### Exercise aim
Return every line below in which "content" appears.

[Component data from apps and pages]
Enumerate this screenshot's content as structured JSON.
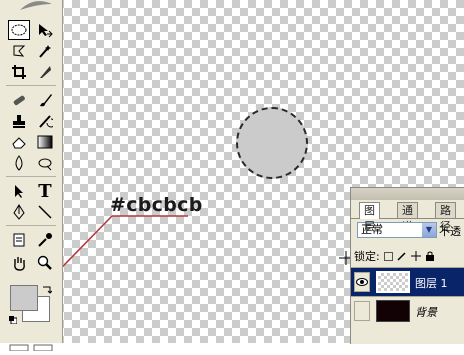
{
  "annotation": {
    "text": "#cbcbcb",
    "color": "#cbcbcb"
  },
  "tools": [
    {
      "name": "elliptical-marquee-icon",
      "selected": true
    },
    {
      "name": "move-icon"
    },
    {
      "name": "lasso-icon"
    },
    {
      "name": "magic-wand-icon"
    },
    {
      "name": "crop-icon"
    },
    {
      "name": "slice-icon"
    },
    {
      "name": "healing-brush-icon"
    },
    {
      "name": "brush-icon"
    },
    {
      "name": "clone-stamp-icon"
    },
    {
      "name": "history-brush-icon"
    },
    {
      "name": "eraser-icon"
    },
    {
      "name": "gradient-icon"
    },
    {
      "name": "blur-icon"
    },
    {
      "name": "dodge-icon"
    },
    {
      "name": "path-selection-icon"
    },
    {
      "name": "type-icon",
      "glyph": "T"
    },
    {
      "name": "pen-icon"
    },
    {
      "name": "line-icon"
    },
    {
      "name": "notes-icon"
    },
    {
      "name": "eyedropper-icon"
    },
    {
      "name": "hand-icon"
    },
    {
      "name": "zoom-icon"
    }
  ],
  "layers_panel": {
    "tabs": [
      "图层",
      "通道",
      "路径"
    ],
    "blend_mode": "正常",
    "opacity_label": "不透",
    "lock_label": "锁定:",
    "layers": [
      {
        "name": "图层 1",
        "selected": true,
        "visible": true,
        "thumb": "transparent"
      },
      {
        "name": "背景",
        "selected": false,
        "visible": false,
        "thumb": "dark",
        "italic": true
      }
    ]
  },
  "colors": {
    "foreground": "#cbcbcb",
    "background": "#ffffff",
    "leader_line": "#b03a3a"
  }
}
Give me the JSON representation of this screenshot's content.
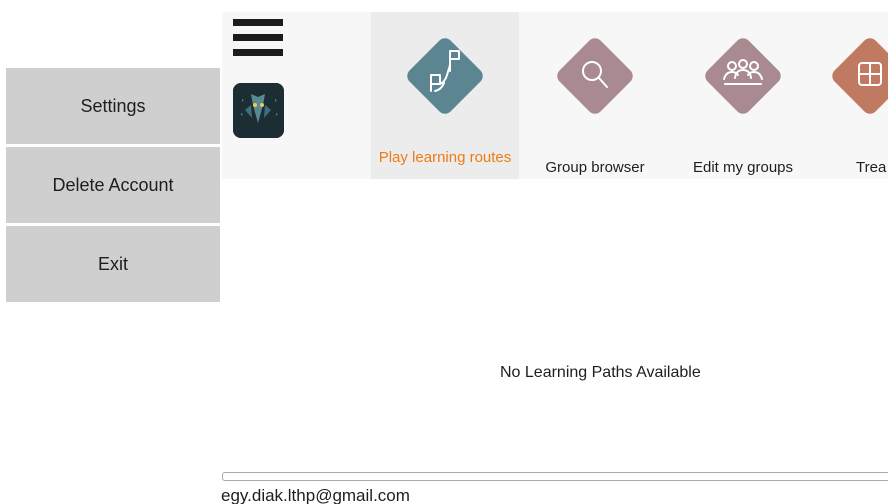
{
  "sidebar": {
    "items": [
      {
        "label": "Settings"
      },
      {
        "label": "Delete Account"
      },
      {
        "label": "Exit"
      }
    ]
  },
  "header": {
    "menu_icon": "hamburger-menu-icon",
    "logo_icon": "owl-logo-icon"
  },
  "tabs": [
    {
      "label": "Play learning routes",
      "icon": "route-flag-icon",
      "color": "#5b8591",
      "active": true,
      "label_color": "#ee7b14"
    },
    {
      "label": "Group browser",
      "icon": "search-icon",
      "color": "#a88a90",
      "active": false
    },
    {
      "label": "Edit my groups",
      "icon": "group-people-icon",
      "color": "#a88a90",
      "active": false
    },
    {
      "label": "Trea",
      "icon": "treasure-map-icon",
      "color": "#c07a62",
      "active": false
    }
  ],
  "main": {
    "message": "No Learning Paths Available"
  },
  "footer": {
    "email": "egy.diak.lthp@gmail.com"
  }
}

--

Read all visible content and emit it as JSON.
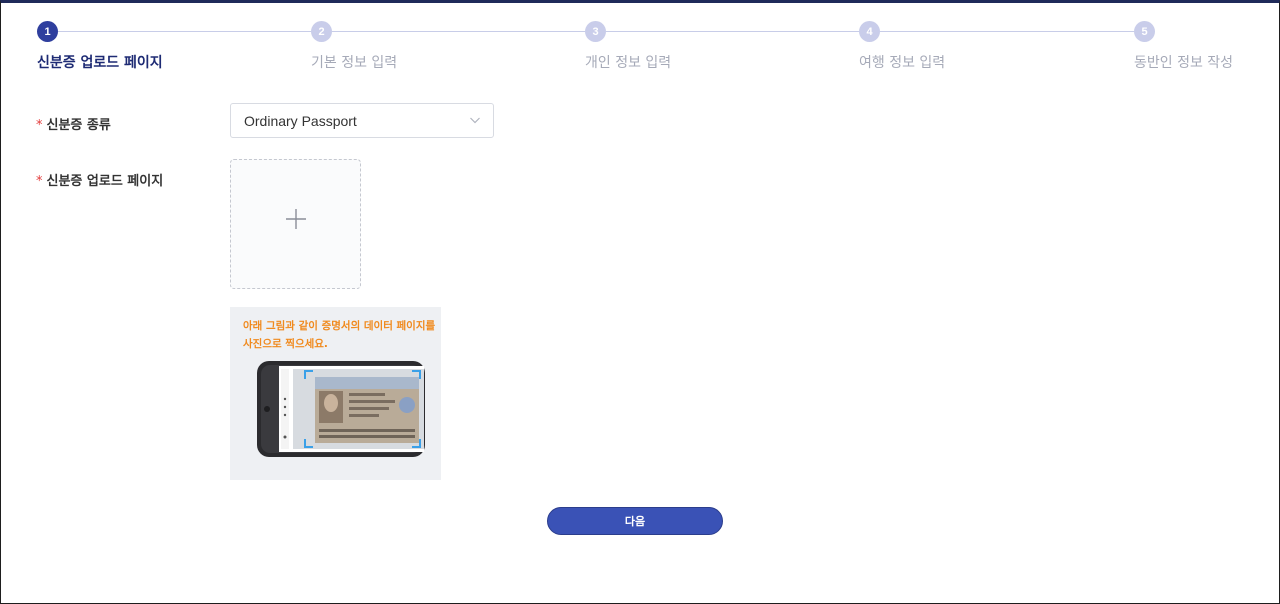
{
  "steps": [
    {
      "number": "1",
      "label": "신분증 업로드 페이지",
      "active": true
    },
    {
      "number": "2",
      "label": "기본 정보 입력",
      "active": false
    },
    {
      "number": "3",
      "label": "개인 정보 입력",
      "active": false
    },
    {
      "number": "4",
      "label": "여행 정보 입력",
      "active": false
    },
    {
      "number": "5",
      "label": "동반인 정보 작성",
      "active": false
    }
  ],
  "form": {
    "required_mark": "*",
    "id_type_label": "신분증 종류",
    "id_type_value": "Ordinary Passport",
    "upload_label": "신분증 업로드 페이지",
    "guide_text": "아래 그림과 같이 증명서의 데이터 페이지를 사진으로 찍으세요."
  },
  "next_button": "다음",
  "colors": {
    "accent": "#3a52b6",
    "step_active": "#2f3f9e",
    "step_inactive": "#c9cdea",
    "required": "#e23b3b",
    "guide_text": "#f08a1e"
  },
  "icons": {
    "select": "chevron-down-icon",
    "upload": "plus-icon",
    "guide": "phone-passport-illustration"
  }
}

### Solved problem
Enumerate this screenshot's content as structured JSON.
Give me the JSON representation of this screenshot's content.
Read all visible content and emit it as JSON.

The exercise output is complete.